Kearns, D. (2004). Art Therapy with a Child Experiencing Sensory Integration Difficulty. Art Therapy: Journal of the American Art Therapy Association, 21(2), 95-101. Extracted from https://files.eric.ed.gov/fulltext/EJ68
Lacour, K. (2018). The value of art therapy for those on the autism spectrum. The Art of Autism. Extracted from: https://the-art-of-autism.com/the-value-of-art-therapy-for-those-on-the-autism-spectrum/2598.pdf
Samuelsson, I. P., Olsson, M. A. C. B., & Wallerstedt C. (2009). The art of teaching children the arts: music, dance and poetry with children aged 2–8 years old. International Journal of Early Years Education (17), 119 – 135. DOI: https://doi.org/10.1080/09669760902982323

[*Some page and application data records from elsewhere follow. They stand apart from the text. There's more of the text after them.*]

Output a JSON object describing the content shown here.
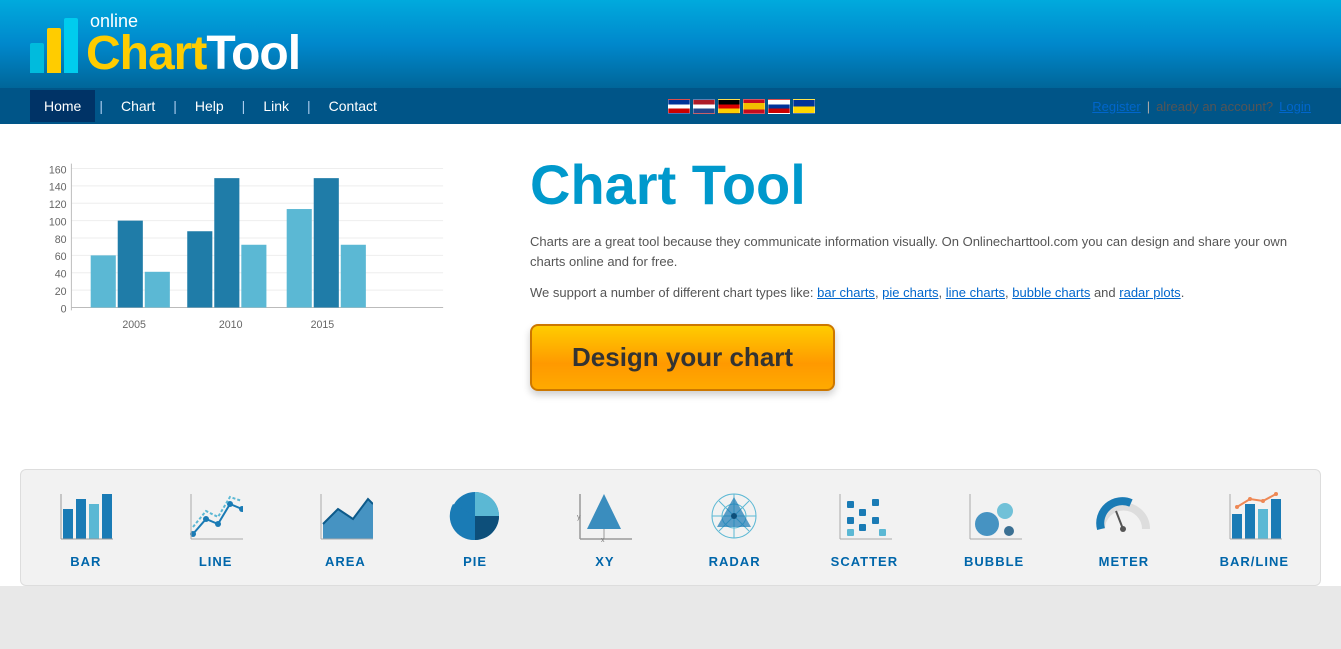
{
  "header": {
    "logo_online": "online",
    "logo_chart": "Chart",
    "logo_tool": "Tool"
  },
  "nav": {
    "items": [
      {
        "label": "Home",
        "active": true
      },
      {
        "label": "Chart",
        "active": false
      },
      {
        "label": "Help",
        "active": false
      },
      {
        "label": "Link",
        "active": false
      },
      {
        "label": "Contact",
        "active": false
      }
    ]
  },
  "auth": {
    "register": "Register",
    "separator": "|",
    "already": "already an account?",
    "login": "Login"
  },
  "main": {
    "title": "Chart Tool",
    "desc1": "Charts are a great tool because they communicate information visually. On Onlinecharttool.com you can design and share your own charts online and for free.",
    "desc2": "We support a number of different chart types like:",
    "link_bar": "bar charts",
    "link_pie": "pie charts",
    "link_line": "line charts",
    "link_bubble": "bubble charts",
    "link_radar": "radar plots",
    "desc2_mid": ", ",
    "desc2_and": " and ",
    "desc2_end": ".",
    "design_btn": "Design your chart"
  },
  "chart": {
    "y_labels": [
      160,
      140,
      120,
      100,
      80,
      60,
      40,
      20,
      0
    ],
    "x_labels": [
      "2005",
      "2010",
      "2015"
    ],
    "bars": [
      {
        "group": "2005",
        "v1": 60,
        "v2": 100,
        "v3": 46
      },
      {
        "group": "2010",
        "v1": 89,
        "v2": 149,
        "v3": 72
      },
      {
        "group": "2015",
        "v1": 113,
        "v2": 149,
        "v3": 72
      }
    ]
  },
  "chart_types": [
    {
      "label": "BAR",
      "icon": "bar"
    },
    {
      "label": "LINE",
      "icon": "line"
    },
    {
      "label": "AREA",
      "icon": "area"
    },
    {
      "label": "PIE",
      "icon": "pie"
    },
    {
      "label": "XY",
      "icon": "xy"
    },
    {
      "label": "RADAR",
      "icon": "radar"
    },
    {
      "label": "SCATTER",
      "icon": "scatter"
    },
    {
      "label": "BUBBLE",
      "icon": "bubble"
    },
    {
      "label": "METER",
      "icon": "meter"
    },
    {
      "label": "BAR/LINE",
      "icon": "barline"
    }
  ]
}
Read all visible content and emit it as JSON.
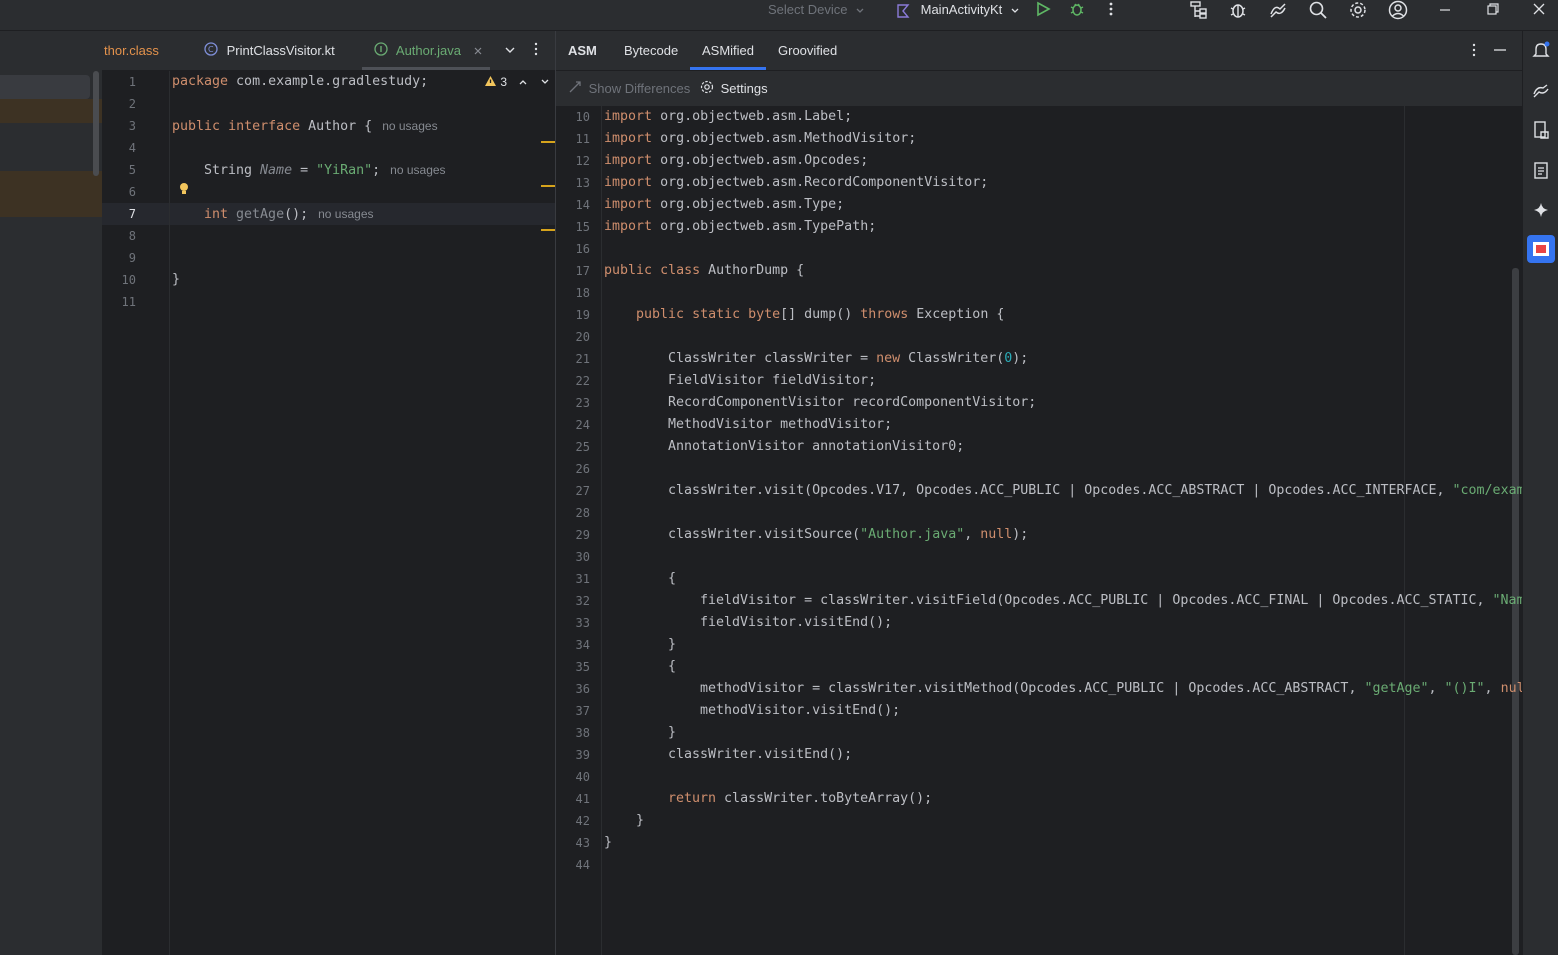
{
  "topbar": {
    "device_selector": "Select Device",
    "run_config": "MainActivityKt"
  },
  "editor_tabs": [
    {
      "label": "thor.class",
      "active": false
    },
    {
      "label": "PrintClassVisitor.kt",
      "active": false
    },
    {
      "label": "Author.java",
      "active": true
    }
  ],
  "editor": {
    "warning_count": "3",
    "line_numbers": [
      "1",
      "2",
      "3",
      "4",
      "5",
      "6",
      "7",
      "8",
      "9",
      "10",
      "11"
    ],
    "lines": {
      "l1_kw": "package",
      "l1_rest": " com.example.gradlestudy;",
      "l3_kw1": "public",
      "l3_kw2": "interface",
      "l3_name": " Author",
      "l3_rest": " {",
      "l3_hint": "no usages",
      "l5_type": "String ",
      "l5_field": "Name",
      "l5_eq": " = ",
      "l5_str": "\"YiRan\"",
      "l5_end": ";",
      "l5_hint": "no usages",
      "l7_kw": "int",
      "l7_method": " getAge",
      "l7_end": "();",
      "l7_hint": "no usages",
      "l10": "}"
    }
  },
  "right_tabs": [
    {
      "label": "ASM",
      "active": false,
      "bold": true
    },
    {
      "label": "Bytecode",
      "active": false
    },
    {
      "label": "ASMified",
      "active": true
    },
    {
      "label": "Groovified",
      "active": false
    }
  ],
  "toolbar": {
    "show_differences": "Show Differences",
    "settings": "Settings"
  },
  "asm_code": {
    "line_numbers": [
      "10",
      "11",
      "12",
      "13",
      "14",
      "15",
      "16",
      "17",
      "18",
      "19",
      "20",
      "21",
      "22",
      "23",
      "24",
      "25",
      "26",
      "27",
      "28",
      "29",
      "30",
      "31",
      "32",
      "33",
      "34",
      "35",
      "36",
      "37",
      "38",
      "39",
      "40",
      "41",
      "42",
      "43",
      "44"
    ],
    "l10": "org.objectweb.asm.Label;",
    "l11": "org.objectweb.asm.MethodVisitor;",
    "l12": "org.objectweb.asm.Opcodes;",
    "l13": "org.objectweb.asm.RecordComponentVisitor;",
    "l14": "org.objectweb.asm.Type;",
    "l15": "org.objectweb.asm.TypePath;",
    "import_kw": "import",
    "public_kw": "public",
    "class_kw": "class",
    "class_name": " AuthorDump {",
    "static_kw": "static",
    "byte_kw": "byte",
    "l19_rest": "[] dump() ",
    "throws_kw": "throws",
    "l19_end": " Exception {",
    "l21_a": "ClassWriter classWriter = ",
    "new_kw": "new",
    "l21_b": " ClassWriter(",
    "l21_num": "0",
    "l21_c": ");",
    "l22": "FieldVisitor fieldVisitor;",
    "l23": "RecordComponentVisitor recordComponentVisitor;",
    "l24": "MethodVisitor methodVisitor;",
    "l25": "AnnotationVisitor annotationVisitor0;",
    "l27_a": "classWriter.visit(Opcodes.V17, Opcodes.ACC_PUBLIC | Opcodes.ACC_ABSTRACT | Opcodes.ACC_INTERFACE, ",
    "l27_str": "\"com/exam",
    "l29_a": "classWriter.visitSource(",
    "l29_str": "\"Author.java\"",
    "l29_b": ", ",
    "null_kw": "null",
    "l29_c": ");",
    "open_brace": "{",
    "close_brace": "}",
    "l32_a": "fieldVisitor = classWriter.visitField(Opcodes.ACC_PUBLIC | Opcodes.ACC_FINAL | Opcodes.ACC_STATIC, ",
    "l32_str": "\"Nam",
    "l33": "fieldVisitor.visitEnd();",
    "l36_a": "methodVisitor = classWriter.visitMethod(Opcodes.ACC_PUBLIC | Opcodes.ACC_ABSTRACT, ",
    "l36_str1": "\"getAge\"",
    "l36_b": ", ",
    "l36_str2": "\"()I\"",
    "l36_c": ", ",
    "l36_null": "nul",
    "l37": "methodVisitor.visitEnd();",
    "l39": "classWriter.visitEnd();",
    "return_kw": "return",
    "l41_rest": " classWriter.toByteArray();"
  },
  "colors": {
    "background": "#1e1f22",
    "panel": "#2b2d30",
    "keyword": "#cf8e6d",
    "string": "#6aab73",
    "field": "#c77dbb",
    "number": "#2aacb8",
    "accent": "#3574f0"
  },
  "icons": [
    "chevron-down-icon",
    "run-icon",
    "debug-icon",
    "more-vertical-icon",
    "profile-icon",
    "bug-icon",
    "sync-icon",
    "search-icon",
    "settings-icon",
    "account-icon",
    "minimize-icon",
    "restore-icon",
    "close-icon",
    "notifications-icon",
    "gradle-icon",
    "device-manager-icon",
    "clipboard-icon",
    "gemini-icon",
    "plugin-icon",
    "lightbulb-icon",
    "warning-icon"
  ]
}
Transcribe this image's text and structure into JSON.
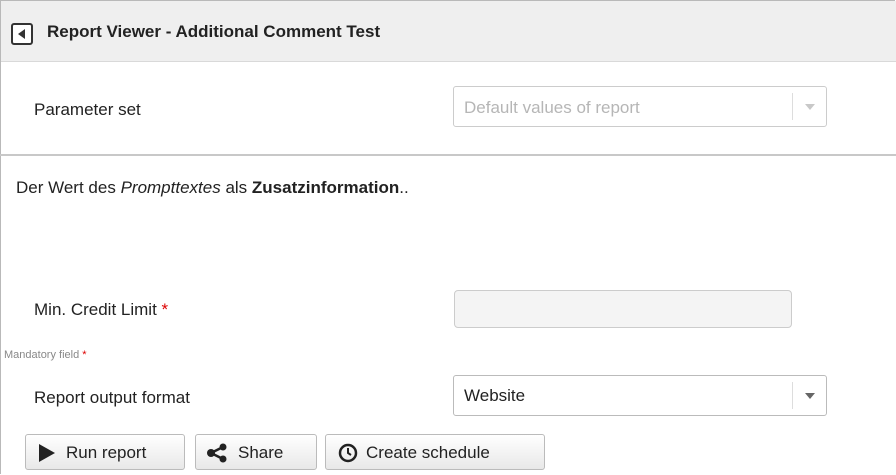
{
  "window": {
    "title": "Report Viewer - Additional Comment Test"
  },
  "parameter_set": {
    "label": "Parameter set",
    "value": "Default values of report"
  },
  "info_text": {
    "part1": "Der Wert des ",
    "italic": "Prompttextes",
    "part2": " als ",
    "bold": "Zusatzinformation",
    "part3": ".."
  },
  "credit_limit": {
    "label": "Min. Credit Limit",
    "required_marker": "*",
    "value": ""
  },
  "mandatory_note": {
    "text": "Mandatory field",
    "marker": "*"
  },
  "output_format": {
    "label": "Report output format",
    "value": "Website"
  },
  "buttons": {
    "run": "Run report",
    "share": "Share",
    "schedule": "Create schedule"
  },
  "icons": {
    "back": "back-arrow-icon",
    "run": "play-icon",
    "share": "share-icon",
    "schedule": "clock-icon"
  },
  "colors": {
    "required": "#dd0000",
    "titlebar": "#efefef"
  }
}
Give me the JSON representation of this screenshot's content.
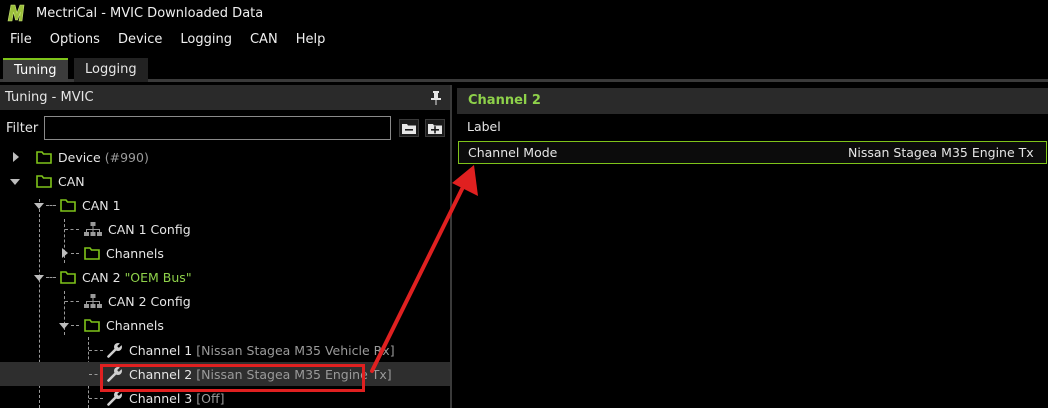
{
  "window": {
    "title": "MectriCal - MVIC Downloaded Data",
    "logo_icon": "mectrical-logo"
  },
  "menu": [
    "File",
    "Options",
    "Device",
    "Logging",
    "CAN",
    "Help"
  ],
  "tabs": {
    "tuning": "Tuning",
    "logging": "Logging"
  },
  "left_panel": {
    "header": "Tuning - MVIC",
    "filter_label": "Filter",
    "filter_value": "",
    "tree": {
      "device": {
        "label": "Device",
        "suffix": "(#990)"
      },
      "can": {
        "label": "CAN"
      },
      "can1": {
        "label": "CAN 1"
      },
      "can1_config": {
        "label": "CAN 1 Config"
      },
      "can1_channels": {
        "label": "Channels"
      },
      "can2": {
        "label": "CAN 2",
        "suffix": "\"OEM Bus\""
      },
      "can2_config": {
        "label": "CAN 2 Config"
      },
      "can2_channels": {
        "label": "Channels"
      },
      "channel1": {
        "label": "Channel 1",
        "suffix": "[Nissan Stagea M35 Vehicle Rx]"
      },
      "channel2": {
        "label": "Channel 2",
        "suffix": "[Nissan Stagea M35 Engine Tx]"
      },
      "channel3": {
        "label": "Channel 3",
        "suffix": "[Off]"
      }
    }
  },
  "right_panel": {
    "header": "Channel 2",
    "properties": {
      "label": {
        "name": "Label",
        "value": ""
      },
      "channel_mode": {
        "name": "Channel Mode",
        "value": "Nissan Stagea M35 Engine Tx"
      }
    }
  },
  "colors": {
    "accent": "#7fc41a",
    "annotation": "#e02020",
    "folder": "#7fc41a"
  }
}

Ways Child Care Providers Can Encourage Children Who Don’t Like Art. (October, 2015). Extracted from https://articles.extension.org/pages/25841/ways-child-care-providers-can-encourage-children-who-dont-like-art